Bill Broderick's family has owned Sunny Crest Orchards in Sterling, Mass. for almost 150 years.
Since 1880, his great-grandfather, grandfather and father have worked on the Sterling farm, first as dairy farmers and then as apple farmers.
But Bill will be the last Broderick to farm the land, and because of this, the future of that land is uncertain.
"I never married, and I don't have kids, so I don't have a succession plan," Broderick said.
He has several young employees on the farm, "but whether they're interested in doing this 20 years from now, I don't know."
He is far from the only Massachusetts farmer in this position.
A study released recently by American Farmland Trust and Land for Good shows that nearly one-third of Massachusetts farms are owned or managed by farmers 65 or older, and most of them don't have someone they're training to take over.

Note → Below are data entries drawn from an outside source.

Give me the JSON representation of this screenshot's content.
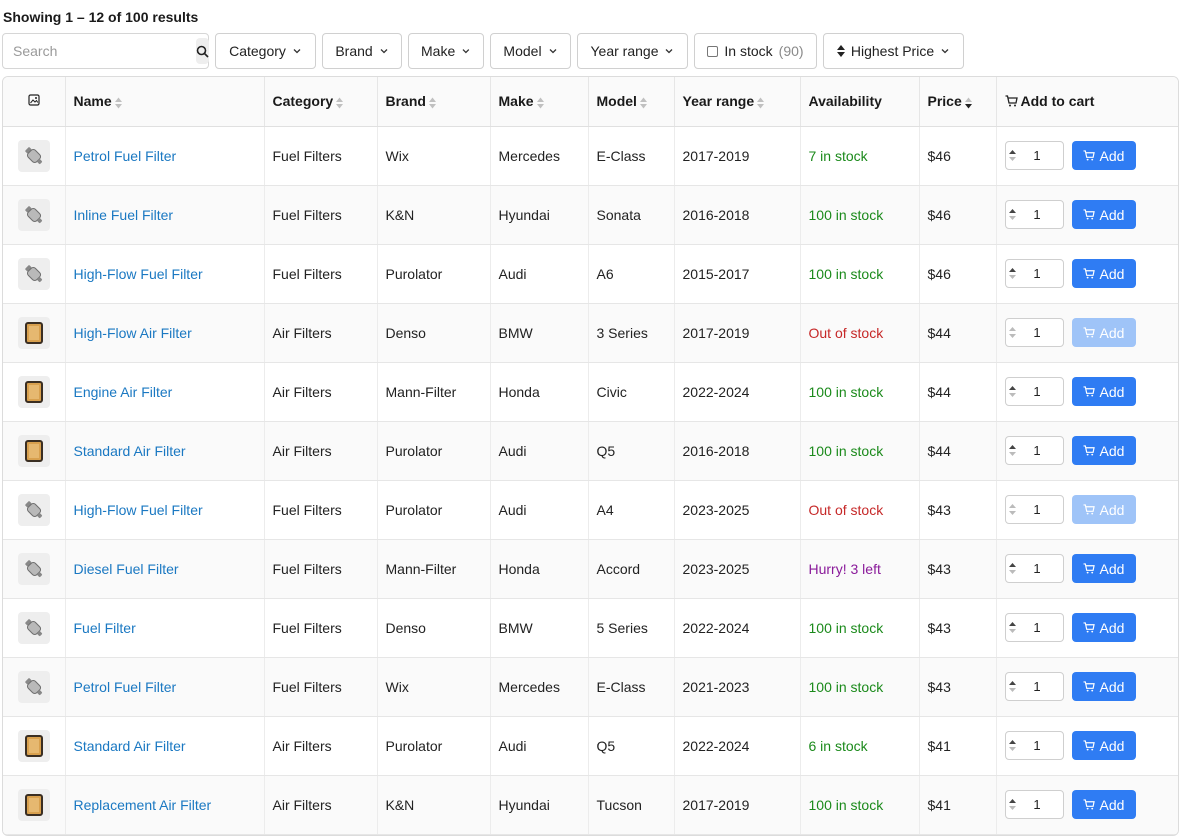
{
  "results_text": "Showing 1 – 12 of 100 results",
  "search": {
    "placeholder": "Search",
    "value": ""
  },
  "filters": {
    "category": "Category",
    "brand": "Brand",
    "make": "Make",
    "model": "Model",
    "year_range": "Year range",
    "in_stock": "In stock",
    "in_stock_count": "(90)",
    "sort": "Highest Price"
  },
  "columns": {
    "name": "Name",
    "category": "Category",
    "brand": "Brand",
    "make": "Make",
    "model": "Model",
    "year_range": "Year range",
    "availability": "Availability",
    "price": "Price",
    "cart": "Add to cart"
  },
  "add_label": "Add",
  "colors": {
    "link": "#1a78c2",
    "in_stock": "#1b8a1b",
    "out_of_stock": "#c62828",
    "hurry": "#8a1a9a",
    "add_button": "#2f7cf3",
    "add_button_disabled": "#9fc4f8"
  },
  "rows": [
    {
      "thumb": "fuel-filter-icon",
      "name": "Petrol Fuel Filter",
      "category": "Fuel Filters",
      "brand": "Wix",
      "make": "Mercedes",
      "model": "E-Class",
      "years": "2017-2019",
      "availability": "7 in stock",
      "status": "in",
      "price": "$46",
      "qty": "1"
    },
    {
      "thumb": "fuel-filter-icon",
      "name": "Inline Fuel Filter",
      "category": "Fuel Filters",
      "brand": "K&N",
      "make": "Hyundai",
      "model": "Sonata",
      "years": "2016-2018",
      "availability": "100 in stock",
      "status": "in",
      "price": "$46",
      "qty": "1"
    },
    {
      "thumb": "fuel-filter-icon",
      "name": "High-Flow Fuel Filter",
      "category": "Fuel Filters",
      "brand": "Purolator",
      "make": "Audi",
      "model": "A6",
      "years": "2015-2017",
      "availability": "100 in stock",
      "status": "in",
      "price": "$46",
      "qty": "1"
    },
    {
      "thumb": "air-filter-icon",
      "name": "High-Flow Air Filter",
      "category": "Air Filters",
      "brand": "Denso",
      "make": "BMW",
      "model": "3 Series",
      "years": "2017-2019",
      "availability": "Out of stock",
      "status": "out",
      "price": "$44",
      "qty": "1"
    },
    {
      "thumb": "air-filter-icon",
      "name": "Engine Air Filter",
      "category": "Air Filters",
      "brand": "Mann-Filter",
      "make": "Honda",
      "model": "Civic",
      "years": "2022-2024",
      "availability": "100 in stock",
      "status": "in",
      "price": "$44",
      "qty": "1"
    },
    {
      "thumb": "air-filter-icon",
      "name": "Standard Air Filter",
      "category": "Air Filters",
      "brand": "Purolator",
      "make": "Audi",
      "model": "Q5",
      "years": "2016-2018",
      "availability": "100 in stock",
      "status": "in",
      "price": "$44",
      "qty": "1"
    },
    {
      "thumb": "fuel-filter-icon",
      "name": "High-Flow Fuel Filter",
      "category": "Fuel Filters",
      "brand": "Purolator",
      "make": "Audi",
      "model": "A4",
      "years": "2023-2025",
      "availability": "Out of stock",
      "status": "out",
      "price": "$43",
      "qty": "1"
    },
    {
      "thumb": "fuel-filter-icon",
      "name": "Diesel Fuel Filter",
      "category": "Fuel Filters",
      "brand": "Mann-Filter",
      "make": "Honda",
      "model": "Accord",
      "years": "2023-2025",
      "availability": "Hurry! 3 left",
      "status": "hurry",
      "price": "$43",
      "qty": "1"
    },
    {
      "thumb": "fuel-filter-icon",
      "name": "Fuel Filter",
      "category": "Fuel Filters",
      "brand": "Denso",
      "make": "BMW",
      "model": "5 Series",
      "years": "2022-2024",
      "availability": "100 in stock",
      "status": "in",
      "price": "$43",
      "qty": "1"
    },
    {
      "thumb": "fuel-filter-icon",
      "name": "Petrol Fuel Filter",
      "category": "Fuel Filters",
      "brand": "Wix",
      "make": "Mercedes",
      "model": "E-Class",
      "years": "2021-2023",
      "availability": "100 in stock",
      "status": "in",
      "price": "$43",
      "qty": "1"
    },
    {
      "thumb": "air-filter-icon",
      "name": "Standard Air Filter",
      "category": "Air Filters",
      "brand": "Purolator",
      "make": "Audi",
      "model": "Q5",
      "years": "2022-2024",
      "availability": "6 in stock",
      "status": "in",
      "price": "$41",
      "qty": "1"
    },
    {
      "thumb": "air-filter-icon",
      "name": "Replacement Air Filter",
      "category": "Air Filters",
      "brand": "K&N",
      "make": "Hyundai",
      "model": "Tucson",
      "years": "2017-2019",
      "availability": "100 in stock",
      "status": "in",
      "price": "$41",
      "qty": "1"
    }
  ]
}
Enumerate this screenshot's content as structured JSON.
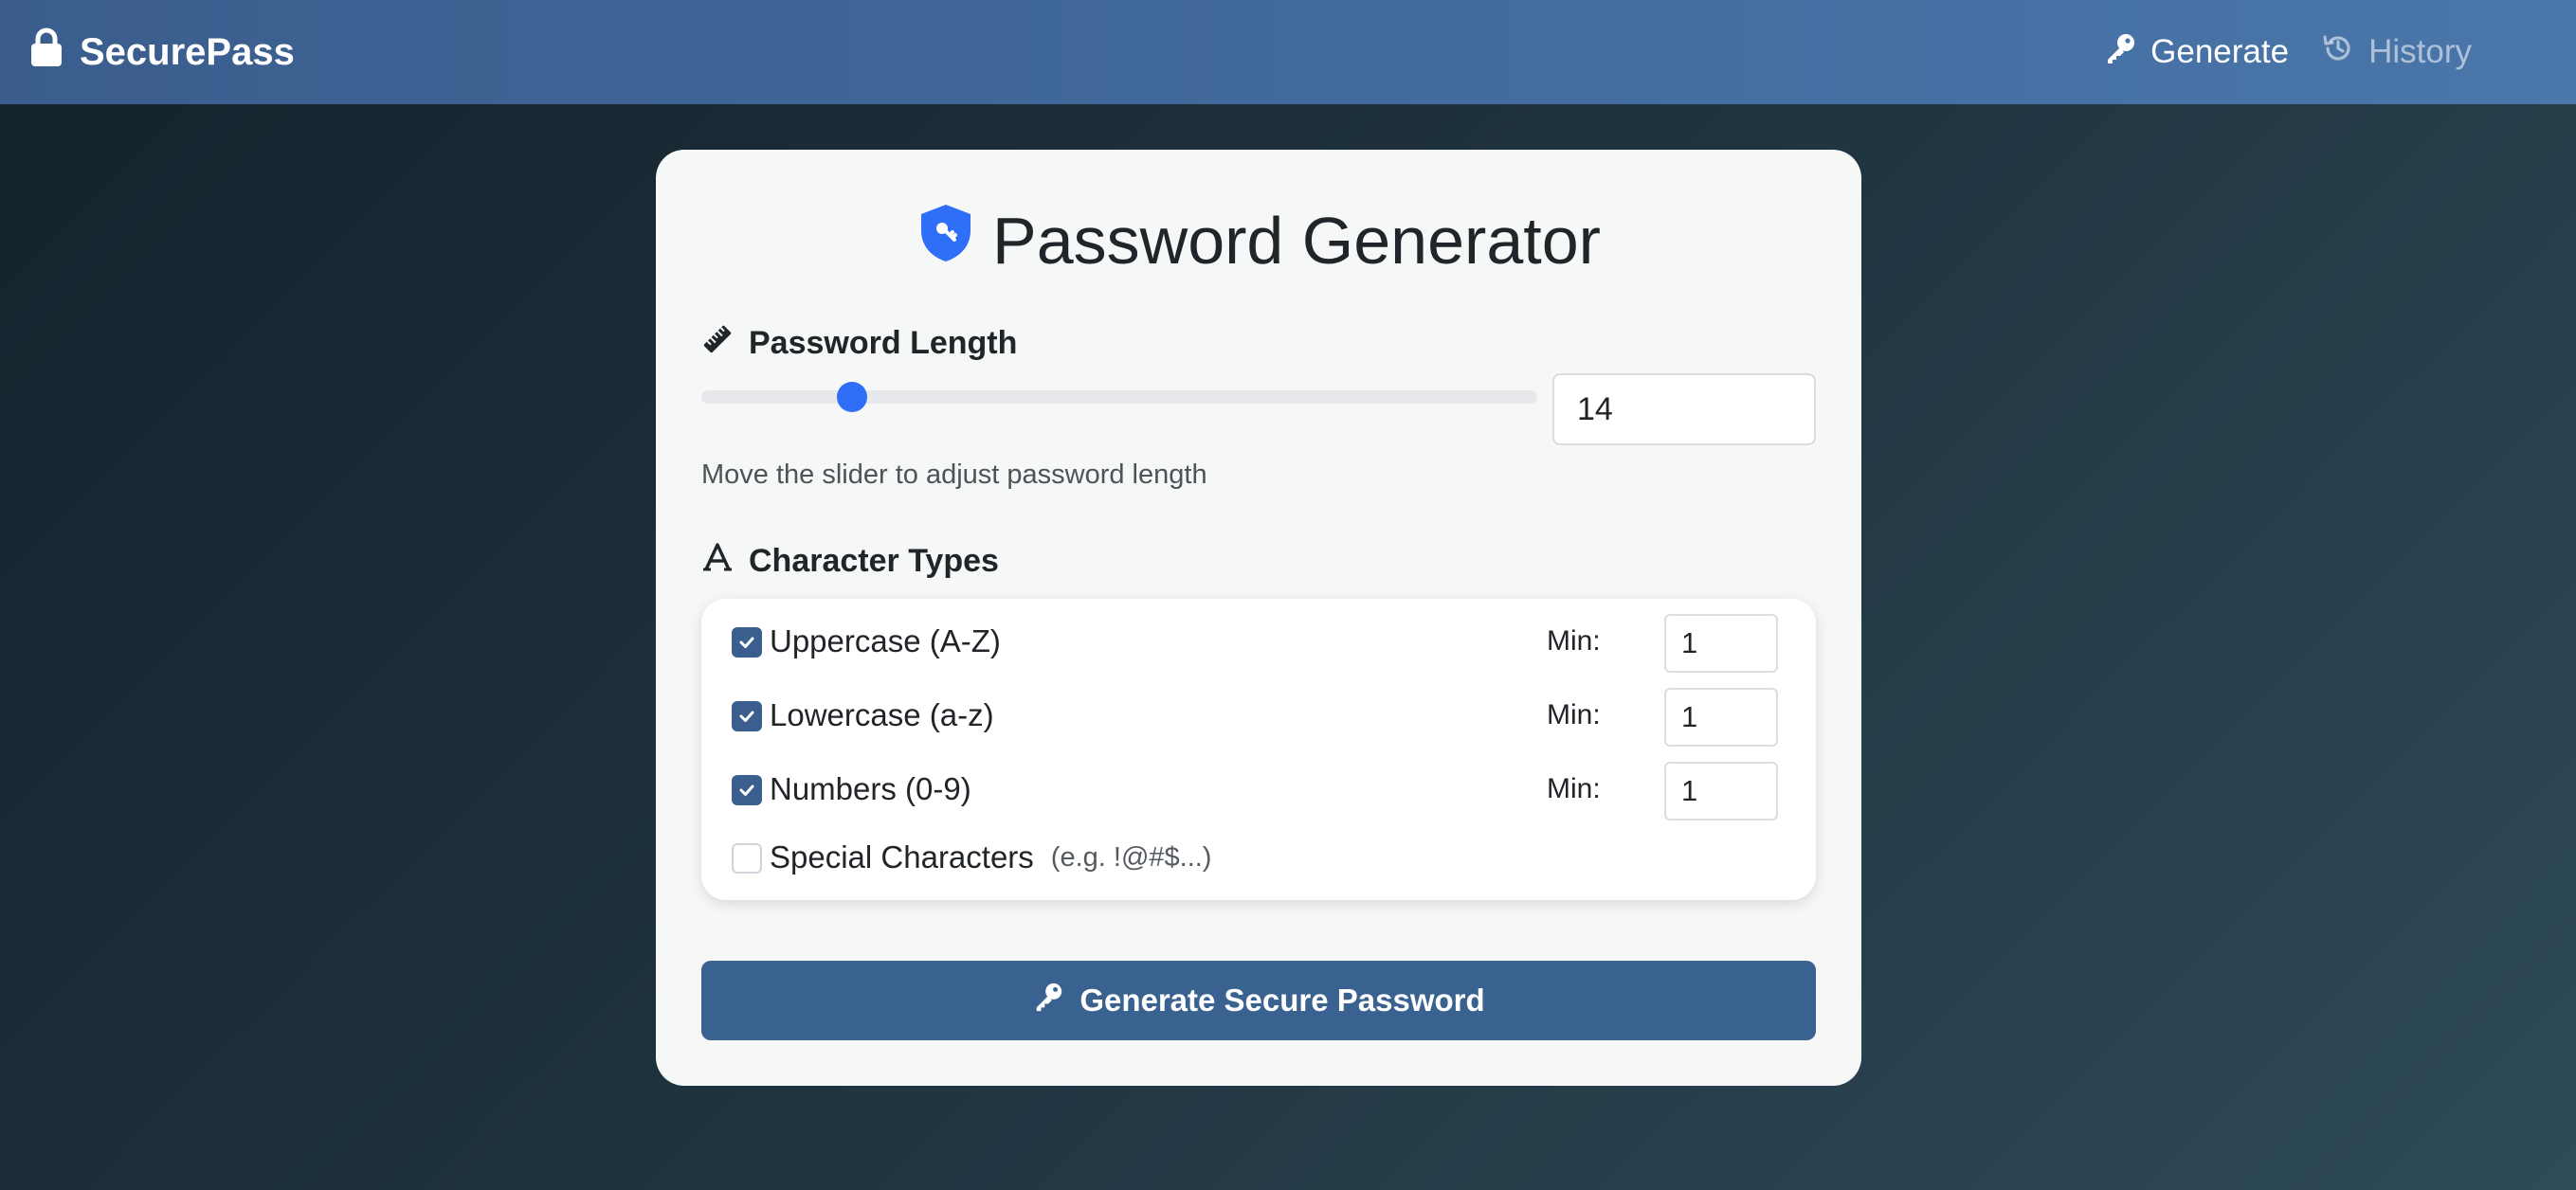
{
  "colors": {
    "navbar": "#4a76aa",
    "accent": "#2f6ef6",
    "button": "#3a6290",
    "checkbox": "#3a5f8e"
  },
  "navbar": {
    "brand": "SecurePass",
    "brand_icon": "lock-icon",
    "links": [
      {
        "label": "Generate",
        "icon": "key-icon",
        "active": true
      },
      {
        "label": "History",
        "icon": "history-icon",
        "active": false
      }
    ]
  },
  "generator": {
    "title": "Password Generator",
    "title_icon": "shield-icon",
    "length_section": {
      "label": "Password Length",
      "icon": "ruler-icon",
      "value": "14",
      "slider_fraction": 0.18,
      "help": "Move the slider to adjust password length"
    },
    "types_section": {
      "label": "Character Types",
      "icon": "font-icon",
      "min_label": "Min:",
      "types": [
        {
          "label": "Uppercase (A-Z)",
          "checked": true,
          "min": "1"
        },
        {
          "label": "Lowercase (a-z)",
          "checked": true,
          "min": "1"
        },
        {
          "label": "Numbers (0-9)",
          "checked": true,
          "min": "1"
        },
        {
          "label": "Special Characters",
          "hint": "(e.g. !@#$...)",
          "checked": false
        }
      ]
    },
    "generate_button": {
      "label": "Generate Secure Password",
      "icon": "key-icon"
    }
  }
}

The study, which used Census of Agriculture data from 2002, 2007 and 2012, as well as farmer focus groups, reports on characteristics of farmers in New England and what their succession plans are for after retirement.
According to the study, in 2012, 30 percent of Massachusetts farmers identified themselves as 65 or older, and an additional 31 percent were 55-64 years old.
Ninety-two percent of senior farmers (65 and older) reported not having a younger farmer working with them as part of a succession plan.
Joanne DiNardo, the board of directors president of Leominster's Sholan Farms, said she was at a growers' meeting in Amherst earlier this year where she heard many farmers share this concern.
Sholan Farms is a special case, she explained, because it is protected land under the Agricultural Preservation Restriction, owned by the city of Leominster, and managed by the volunteer group Friends of Sholan Farms.
DiNardo said "most of the concerns for farmers not like us, the ones (that are) family-oriented, were that they were a second, third, fourth or fifth generation, and nobody is interested in taking over the farm."
According to the 2012 data, senior farmers without a succession plan own a collective $1.5 billion in farmland and buildings, and manage 154,000 acres of land in farms.
On a large scale, these numbers represent a local economy and agriculture in jeopardy.
On an individual level, not having a succession plan means many of these farmers don't have a safety net.
Senior farmers face the prospect of being forced to sell their land or to give up the family business.
Broderick isn't quite a senior farmer, but even when he turns 65, retirement isn't in the near future— or maybe in his future at all.
"If I retired, I wouldn't know what to do with myself," he said. "The best you can hope for is to have a massive heart attack and die in the field."
For the foreseeable future, Broderick said he will work on the farm, using his modest profit to support himself and his 94-year-old mother.
If he is no longer able to work, he'll sell the land for housing, as "a last resort."
Lisa and Paul Gove are fortunate to have another option.
The couple, who own Gove Farm in Leominster, plan to eventually pass the fruit and vegetable farm along to their 17-year-old son John, who will attend an agricultural college after graduating from high school.
"Since he's young, he's had his own crops to experiment with, and I think that's given him a lot of appreciation of what farming is about," said Paul Gove. "He has a lot of good ideas and a lot of insight for someone in high school, and I think he'll eventually be taking over."
Gove, like Broderick, took over the farm from his parents.
Asked what his parents would have done if he didn't take over the farm, Gove said, "I'm not really sure."
With their son and daughter, he and Lisa "tried not to put any pressure" on them in terms of taking over the family farm.
He acknowledged, though, "it is difficult growing up on a farm that's been a farm since the mid-1800s, not to feel a little bit of pressure."
For Broderick, taking over the farm was a foregone conclusion.
"I grew up riding the tractor on my father's knee, and I always knew this was what I was going to do," he said.
Younger generations may be less inclined to feel this inevitability, Gove and DiNardo said.
"(Taking over the family farm) is a nice thing to do," said DiNardo, "but it's a lot of work."
Gove said he knows a few farmers who have recruited successors outside their families, from agricultural schools like the Farm Institute in Western Massachusetts.
"(Former agricultural students) work as interns for awhile with the idea that they may take over," he said. "But finding people is hard."
The number of young farm operators in Massachusetts is dwindling, according to the American Farmland Trust study. In 2012, there were 16 percent fewer young farm operators (under 45) than there were in 2002, and fruit farmers saw an even greater drop in this number.
Sholan Farms was lucky to find farm manager Mike Meehan, who is in his 40s and "very energetic," said DiNardo.
However, the board of directors does have concerns about how the farm will stay up and running in coming years.
"We're mostly running with volunteers, and the volunteer base is eroding, because this next generation doesn't seem to want to volunteer," she said. "So, how are we going to staff it as we go forward? Do we want to sell it to another farm? It's not going to sustain itself if we don't do something."
For Broderick, the thought of having to give up his family's land is sad, but he has a practical view of the situation.
"My family farms because we like it," he said. "If the land isn't being used as farmland, that doesn't bother me."
Gove said they "really don't want to sell" their land, and are hoping the current succession plan works out.
For now, he said, "we have a few more good years left in us."